Intel goes on with 90 nanometre

Intel Corp. will begin making chips in volume on its 90-nanometre (.09 micron) manufacturing process next year, and it’s betting that customers are ready.

Intel’s current Pentium 4 processors are made using a .13 micron process. The size of the process refers to the width of the smallest wire on the chip. As the process width shrinks, more transistors can be placed on the chip. The transistors themselves will only be 50 nanometres in length, which makes them the smallest CMOS (complementary metal-oxide semiconductor) transistors currently in production.

Mark Bohr, Boston-based Intel fellow and director of process architecture and integration, said Intel has already developed SRAM (static RAM) chips based on the process, and will be the first to go into volume production on the process next year.

Intel has been using the 90-nanometre process to make 52M-byte SRAM chips at Intel’s fabrication plant (fab) in Hillsboro, Ore. All chips made using the 90-nanometre process will come from 300-millimetre wafers, the first for an entire chip line, Bohr said.
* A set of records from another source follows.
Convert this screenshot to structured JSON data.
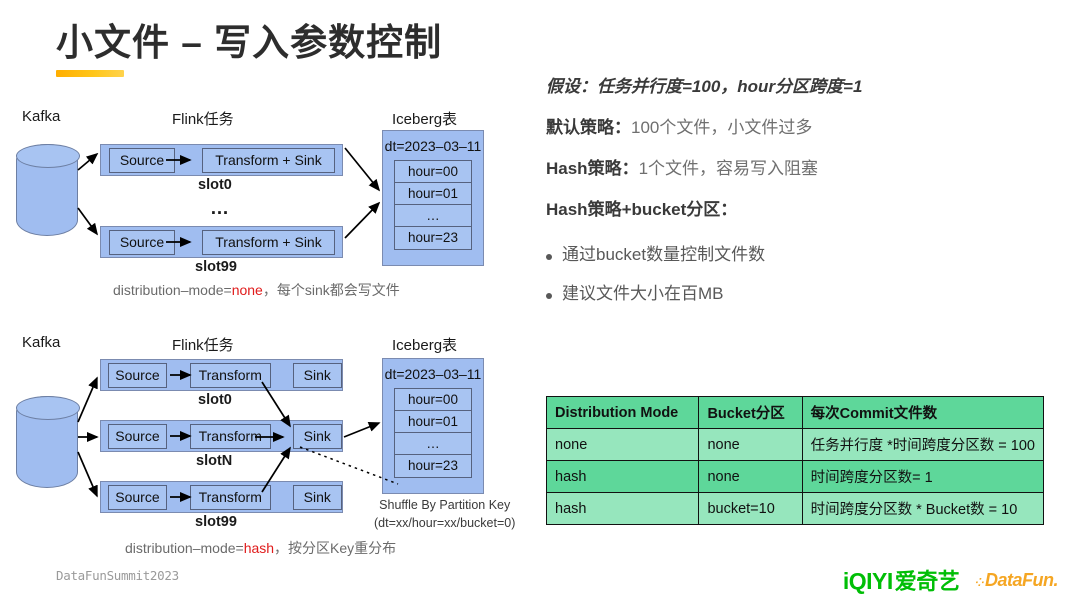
{
  "title": "小文件 – 写入参数控制",
  "diagram_top": {
    "headers": {
      "source": "Kafka",
      "middle": "Flink任务",
      "sink": "Iceberg表"
    },
    "slots": [
      {
        "nodes": [
          "Source",
          "Transform + Sink"
        ],
        "label": "slot0"
      },
      {
        "nodes": [
          "Source",
          "Transform + Sink"
        ],
        "label": "slot99"
      }
    ],
    "ellipsis": "…",
    "iceberg": {
      "dt": "dt=2023–03–11",
      "hours": [
        "hour=00",
        "hour=01",
        "…",
        "hour=23"
      ]
    },
    "caption_prefix": "distribution–mode=",
    "caption_value": "none",
    "caption_suffix": "，每个sink都会写文件"
  },
  "diagram_bottom": {
    "headers": {
      "source": "Kafka",
      "middle": "Flink任务",
      "sink": "Iceberg表"
    },
    "slots": [
      {
        "nodes": [
          "Source",
          "Transform",
          "Sink"
        ],
        "label": "slot0"
      },
      {
        "nodes": [
          "Source",
          "Transform",
          "Sink"
        ],
        "label": "slotN"
      },
      {
        "nodes": [
          "Source",
          "Transform",
          "Sink"
        ],
        "label": "slot99"
      }
    ],
    "iceberg": {
      "dt": "dt=2023–03–11",
      "hours": [
        "hour=00",
        "hour=01",
        "…",
        "hour=23"
      ]
    },
    "shuffle_note_line1": "Shuffle By Partition Key",
    "shuffle_note_line2": "(dt=xx/hour=xx/bucket=0)",
    "caption_prefix": "distribution–mode=",
    "caption_value": "hash",
    "caption_suffix": "，按分区Key重分布"
  },
  "right_text": {
    "assumption": "假设：任务并行度=100，hour分区跨度=1",
    "line2_bold": "默认策略：",
    "line2_rest": "100个文件，小文件过多",
    "line3_bold": "Hash策略：",
    "line3_rest": "1个文件，容易写入阻塞",
    "line4_bold": "Hash策略+bucket分区：",
    "bullets": [
      "通过bucket数量控制文件数",
      "建议文件大小在百MB"
    ]
  },
  "table": {
    "headers": [
      "Distribution Mode",
      "Bucket分区",
      "每次Commit文件数"
    ],
    "rows": [
      [
        "none",
        "none",
        "任务并行度 *时间跨度分区数 = 100"
      ],
      [
        "hash",
        "none",
        "时间跨度分区数= 1"
      ],
      [
        "hash",
        "bucket=10",
        "时间跨度分区数 * Bucket数 = 10"
      ]
    ]
  },
  "footer": {
    "label": "DataFunSummit2023",
    "iqiyi_en": "iQIYI",
    "iqiyi_cn": "爱奇艺",
    "datafun": "DataFun."
  },
  "colors": {
    "accent_underline": "#ffae00",
    "node_fill": "#a8c4f2",
    "slot_fill": "#a0bdf0",
    "table_header": "#5ed79a",
    "table_row_alt": "#96e6bd",
    "highlight_red": "#e01b1b",
    "iqiyi_green": "#00be06",
    "datafun_orange": "#f5a623"
  }
}
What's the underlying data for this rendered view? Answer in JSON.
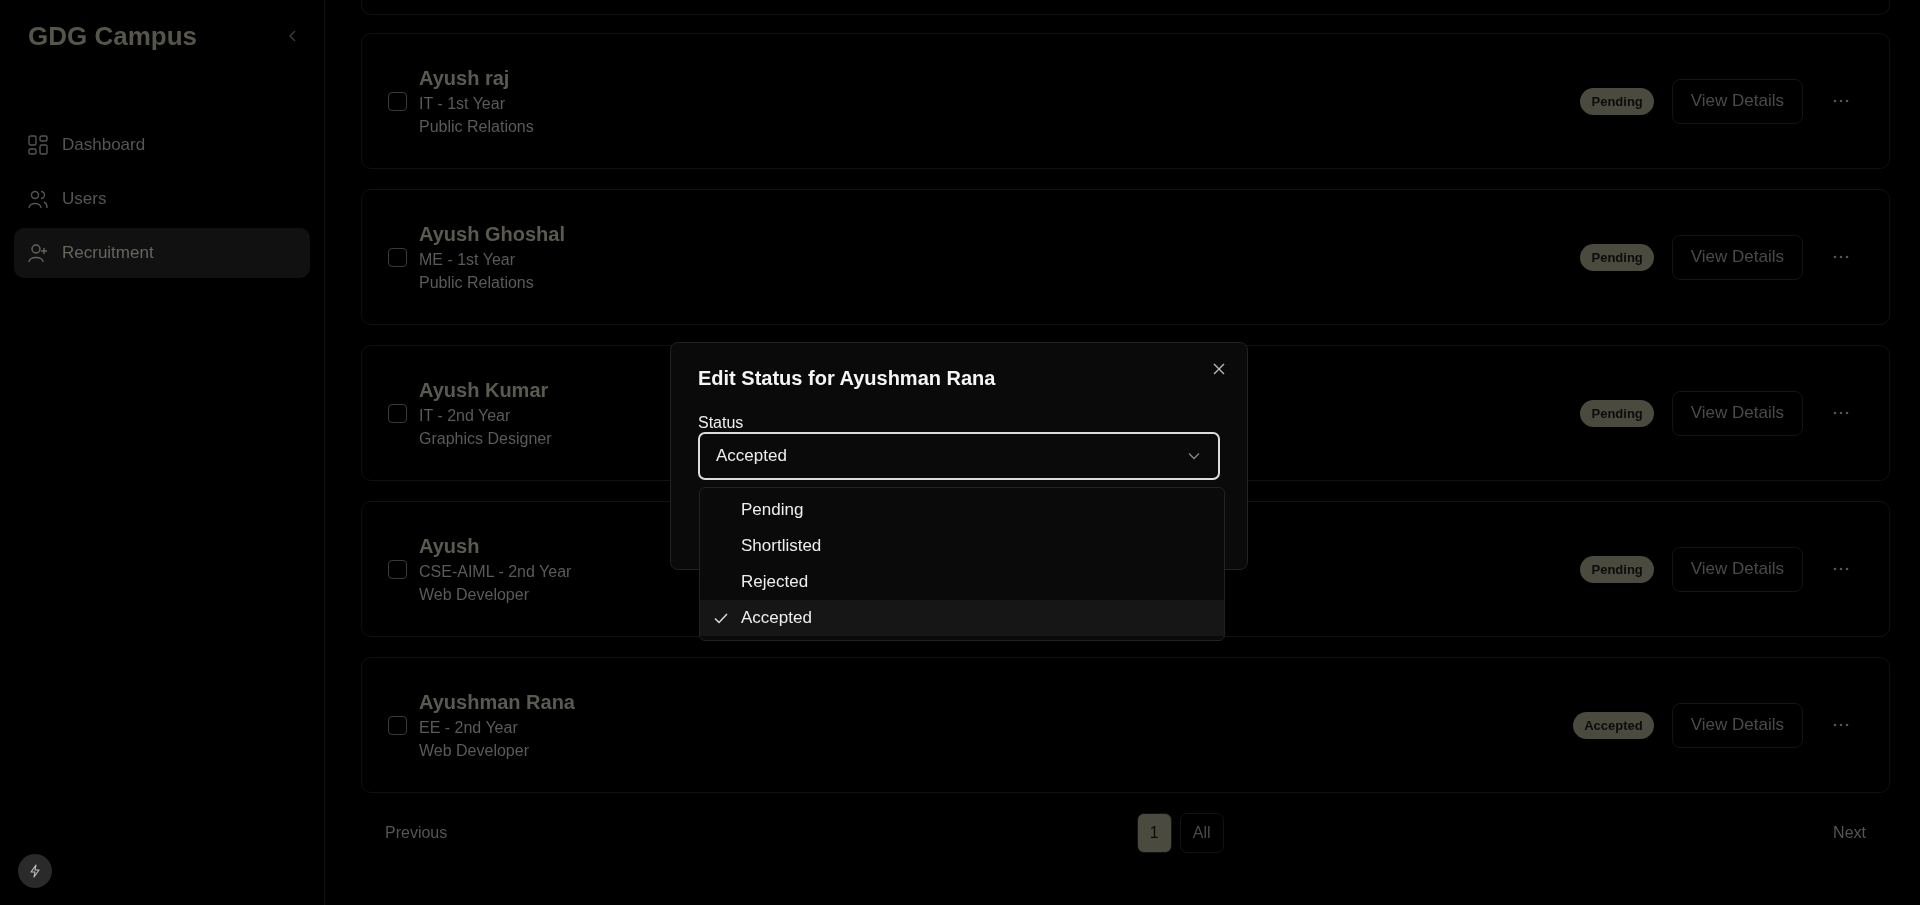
{
  "sidebar": {
    "title": "GDG Campus",
    "items": [
      {
        "label": "Dashboard",
        "selected": false
      },
      {
        "label": "Users",
        "selected": false
      },
      {
        "label": "Recruitment",
        "selected": true
      }
    ]
  },
  "applicants": [
    {
      "name": "Ayush raj",
      "details": "IT - 1st Year",
      "role": "Public Relations",
      "status": "Pending",
      "checked": false,
      "action": "View Details"
    },
    {
      "name": "Ayush Ghoshal",
      "details": "ME - 1st Year",
      "role": "Public Relations",
      "status": "Pending",
      "checked": false,
      "action": "View Details"
    },
    {
      "name": "Ayush Kumar",
      "details": "IT - 2nd Year",
      "role": "Graphics Designer",
      "status": "Pending",
      "checked": false,
      "action": "View Details"
    },
    {
      "name": "Ayush",
      "details": "CSE-AIML - 2nd Year",
      "role": "Web Developer",
      "status": "Pending",
      "checked": false,
      "action": "View Details"
    },
    {
      "name": "Ayushman Rana",
      "details": "EE - 2nd Year",
      "role": "Web Developer",
      "status": "Accepted",
      "checked": false,
      "action": "View Details"
    }
  ],
  "pagination": {
    "previous": "Previous",
    "pages": [
      {
        "label": "1",
        "selected": true
      },
      {
        "label": "All",
        "selected": false
      }
    ],
    "next": "Next"
  },
  "dialog": {
    "title": "Edit Status for Ayushman Rana",
    "field_label": "Status",
    "value": "Accepted",
    "expanded": true,
    "options": [
      {
        "label": "Pending",
        "selected": false
      },
      {
        "label": "Shortlisted",
        "selected": false
      },
      {
        "label": "Rejected",
        "selected": false
      },
      {
        "label": "Accepted",
        "selected": true
      }
    ]
  }
}
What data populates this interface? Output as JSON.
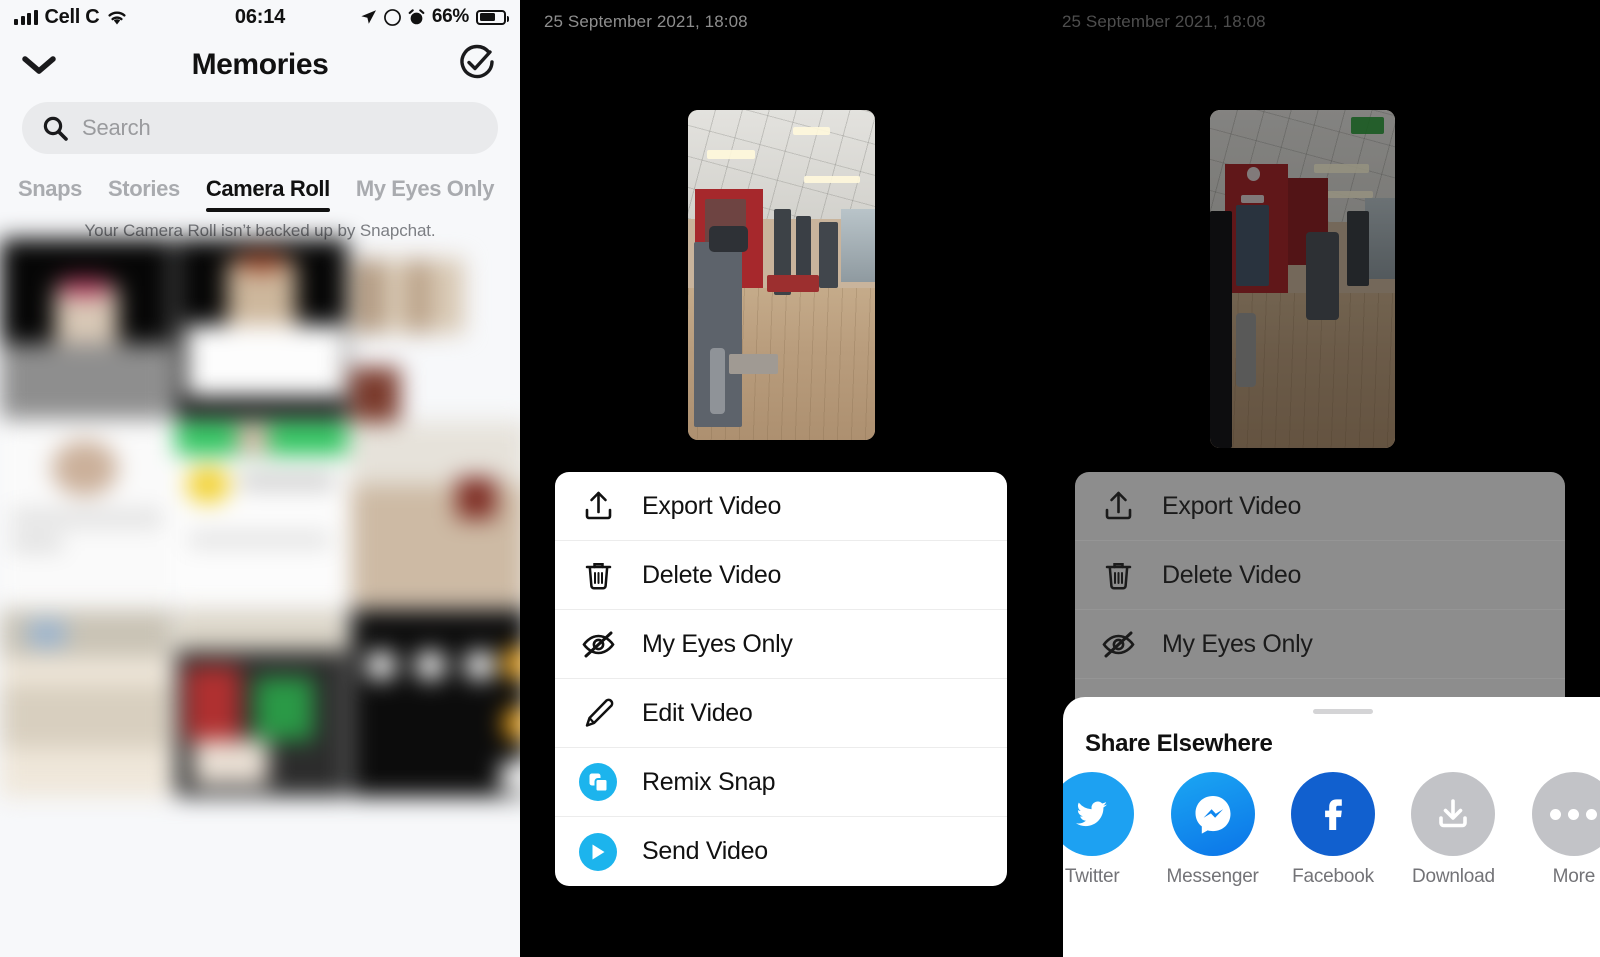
{
  "panel1": {
    "statusbar": {
      "carrier": "Cell C",
      "time": "06:14",
      "battery_percent": "66%",
      "icons": [
        "signal-bars-icon",
        "wifi-icon",
        "location-arrow-icon",
        "do-not-disturb-icon",
        "alarm-clock-icon",
        "battery-icon"
      ]
    },
    "navbar": {
      "title": "Memories",
      "back_icon": "chevron-down-icon",
      "select_icon": "check-circle-icon"
    },
    "search": {
      "placeholder": "Search",
      "icon": "search-icon"
    },
    "tabs": [
      {
        "label": "Snaps",
        "active": false
      },
      {
        "label": "Stories",
        "active": false
      },
      {
        "label": "Camera Roll",
        "active": true
      },
      {
        "label": "My Eyes Only",
        "active": false
      }
    ],
    "backup_note": "Your Camera Roll isn’t backed up by Snapchat."
  },
  "panel2": {
    "date": "25 September 2021, 18:08",
    "menu": [
      {
        "label": "Export Video",
        "icon": "export-upload-icon",
        "style": "plain"
      },
      {
        "label": "Delete Video",
        "icon": "trash-icon",
        "style": "plain"
      },
      {
        "label": "My Eyes Only",
        "icon": "eye-slash-icon",
        "style": "plain"
      },
      {
        "label": "Edit Video",
        "icon": "pencil-icon",
        "style": "plain"
      },
      {
        "label": "Remix Snap",
        "icon": "remix-copy-icon",
        "style": "blue-circle"
      },
      {
        "label": "Send Video",
        "icon": "send-arrow-icon",
        "style": "blue-circle"
      }
    ]
  },
  "panel3": {
    "date": "25 September 2021, 18:08",
    "menu": [
      {
        "label": "Export Video",
        "icon": "export-upload-icon"
      },
      {
        "label": "Delete Video",
        "icon": "trash-icon"
      },
      {
        "label": "My Eyes Only",
        "icon": "eye-slash-icon"
      }
    ],
    "share_sheet": {
      "title": "Share Elsewhere",
      "grabber": "sheet-drag-handle",
      "items": [
        {
          "label": "Twitter",
          "icon": "twitter-bird-icon",
          "color": "#1da1f2"
        },
        {
          "label": "Messenger",
          "icon": "messenger-bolt-icon",
          "color": "#1292ff"
        },
        {
          "label": "Facebook",
          "icon": "facebook-f-icon",
          "color": "#1160cf"
        },
        {
          "label": "Download",
          "icon": "download-arrow-icon",
          "color": "#c2c3c7"
        },
        {
          "label": "More",
          "icon": "ellipsis-icon",
          "color": "#c2c3c7"
        }
      ]
    }
  },
  "colors": {
    "accent_blue": "#1cb4ed",
    "bg_light": "#f7f8fa",
    "bg_dark": "#000000",
    "text_dark": "#111111",
    "text_muted": "#a9abaf"
  }
}
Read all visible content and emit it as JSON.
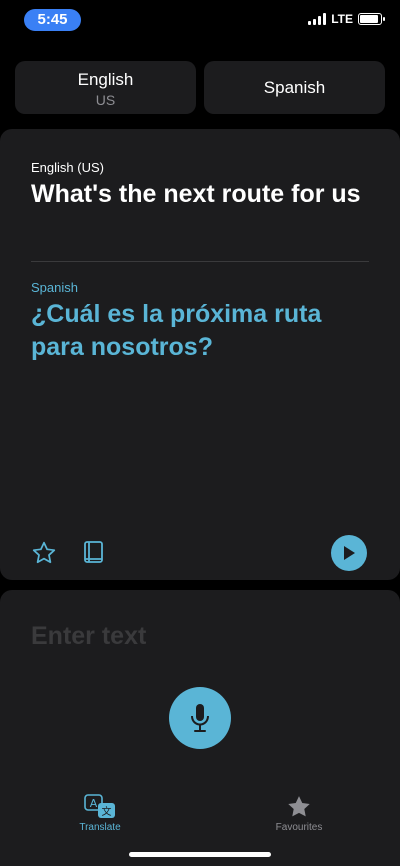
{
  "status_bar": {
    "time": "5:45",
    "network": "LTE",
    "time_pill_color": "#3a80f5",
    "signal_bars": 4,
    "battery_level": 0.9
  },
  "languages": {
    "source": {
      "name": "English",
      "region": "US"
    },
    "target": {
      "name": "Spanish"
    }
  },
  "translation": {
    "source_label": "English (US)",
    "source_text": "What's the next route for us",
    "target_label": "Spanish",
    "target_text": "¿Cuál es la próxima ruta para nosotros?",
    "accent_color": "#5ab5d6",
    "actions": [
      "star-icon",
      "book-icon",
      "play-icon"
    ]
  },
  "input": {
    "placeholder": "Enter text",
    "value": "",
    "mic_icon": "microphone-icon"
  },
  "tab_bar": {
    "tabs": [
      {
        "label": "Translate",
        "icon": "translate-icon",
        "active": true
      },
      {
        "label": "Favourites",
        "icon": "star-filled-icon",
        "active": false
      }
    ]
  }
}
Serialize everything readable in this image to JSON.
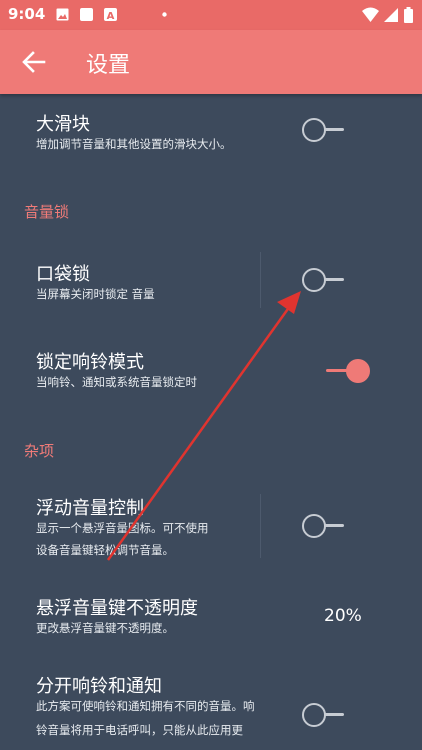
{
  "status_bar": {
    "time": "9:04"
  },
  "app_bar": {
    "title": "设置"
  },
  "settings": [
    {
      "title": "大滑块",
      "desc": "增加调节音量和其他设置的滑块大小。",
      "switch_on": false
    },
    {
      "title": "口袋锁",
      "desc": "当屏幕关闭时锁定 音量",
      "switch_on": false
    },
    {
      "title": "锁定响铃模式",
      "desc": "当响铃、通知或系统音量锁定时",
      "switch_on": true
    },
    {
      "title": "浮动音量控制",
      "desc1": "显示一个悬浮音量图标。可不使用",
      "desc2": "设备音量键轻松调节音量。",
      "switch_on": false
    },
    {
      "title": "悬浮音量键不透明度",
      "desc": "更改悬浮音量键不透明度。",
      "value": "20%"
    },
    {
      "title": "分开响铃和通知",
      "desc1": "此方案可使响铃和通知拥有不同的音量。响",
      "desc2": "铃音量将用于电话呼叫，只能从此应用更",
      "switch_on": false
    }
  ],
  "sections": {
    "volume_lock": "音量锁",
    "misc": "杂项"
  },
  "colors": {
    "accent": "#ef7a77",
    "background": "#3d4a5c",
    "status_bar": "#e96a67"
  },
  "icons": [
    "image-icon",
    "square-icon",
    "a-icon",
    "dot-icon",
    "wifi-icon",
    "signal-icon",
    "battery-icon",
    "back-arrow-icon"
  ]
}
The Oregon fab will be the first to go into volume production of 90-nanometre process chips, followed by Intel’s New Mexico and Ireland plants sometime in 2003, Bohr said. Intel’s forthcoming Prescott chip will be the first product made on the 90-nanometre process that has been announced, but work is underway on several other chips using the process, he said.

Doug Cooper, country manager for Intel of Canada Ltd., said the new chips demonstrate Moore’s Law in motion, adding that the Canadian business environment is flexible enough to transition to faster Itanium 2 processor-based servers and workstations. Cooper said Intel is “happy with customer uptake” and is a firm believer that Canadian companies have embraced the open architecture model, and that demand for new circuits should pick up.

Moore’s Law looks likely to hold for some time, said David Freund, analyst with Nashua, N.H.-based Illuminata Inc. As long as there’s a demand for multi-processor servers, there will be a demand for more powerful processors, Fruend said.

“Intel’s fabrication-process development is also about reducing power consumption and heat, not just circuit performance. In fact, Intel usually uses a new process first for its mobile chips,” Freund said. “But in this case, Intel wants to phase out the mobile Pentium 4 and concentrate on ramping up Banias, which is planned to debut early next year on a 0.13-micron process. Mobile computers are not the only place where power and heat matter, so we can expect to see 90-nanometre Xeon processors for blade servers.”

But companies are not going to automatically jump on every new chip that comes along, said Alan Freedman, Toronto-based research manager for infrastructure hardware with Toronto-based analyst firm IDC Canada. Freedman noted that application performance is a key driver of 64-bit server adoption.

“It’s not as if companies are going to scrap everything they have and transfer all of their systems,” Freedman said, adding that companies will most likely switch on an incremental basis. “If companies are in the market, they may be swayed based on application performance, but it’s not absolutely necessary to move to the latest technology.” Freedman noted that the new chip will no doubt be more efficient and affordable, but won’t necessarily spur intense growth in the server market.

“If you take a look at Pentium 4, while they are selling a lot, it didn’t really spur the market…as normal replacement cycles come up people move to the next generation or processor. We are seeing a movement in that sense,” Freedman said.

Martin Reynolds, research fellow at Stamford, Conn.-based Gartner Dataquest said Intel is spending US$5 billion in capital investment this year alone.

“Intel knows that its future is dependent on continuing to deliver higher performance from the processor. They may be wrong in the assumption, but they’re going to keep going with that bet – they’ve made it in the past and it has paid off,” Reynolds said. In the market for powerful servers and workstations, Reynolds said Intel strong focus on 64-bit Itanium should make some inroads into a space where Sun Microsystems Inc., Hewlett-Packard Co. and IBM Corp. currently reside.

“At the moment we are not seeing applications that are really taxing these processors,” Reynolds said, adding that the processors are running six months to a year ahead of the software market. “But in creating that gap, they also create the opportunity for software to appear that actually will tax the processors. Having that technology out there creates the vacuum that draws opportunity in.”

    with files from IDG News Service